#### WORK TO COMPLETE:
Search the lines of the records for the word "Privacy", and copy every line that has it.

Stored items
<<<<

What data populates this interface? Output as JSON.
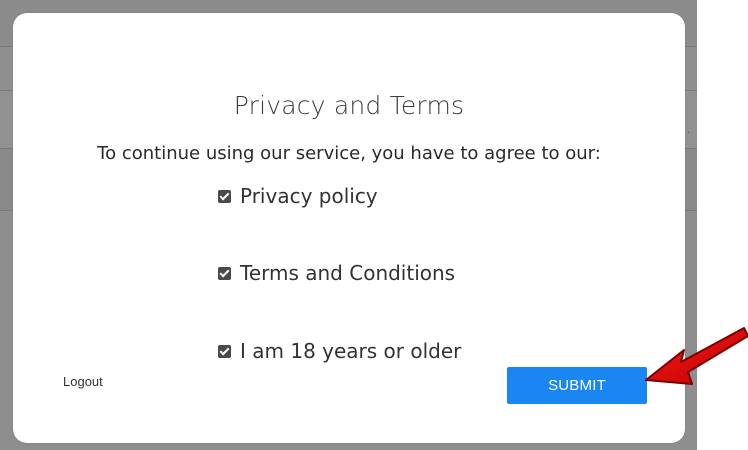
{
  "modal": {
    "title": "Privacy and Terms",
    "intro": "To continue using our service, you have to agree to our:",
    "agreements": [
      {
        "label": "Privacy policy",
        "checked": true
      },
      {
        "label": "Terms and Conditions",
        "checked": true
      },
      {
        "label": "I am 18 years or older",
        "checked": true
      }
    ],
    "logout_label": "Logout",
    "submit_label": "SUBMIT"
  },
  "colors": {
    "accent": "#1a86f2",
    "annotation_arrow": "#d40000",
    "backdrop": "#8d8d8d"
  },
  "icons": {
    "checkbox": "checkbox-checked-icon",
    "annotation": "arrow-pointer-icon"
  }
}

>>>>

#### COMPLETED TASK:
    "title": "Privacy and Terms",
        "label": "Privacy policy",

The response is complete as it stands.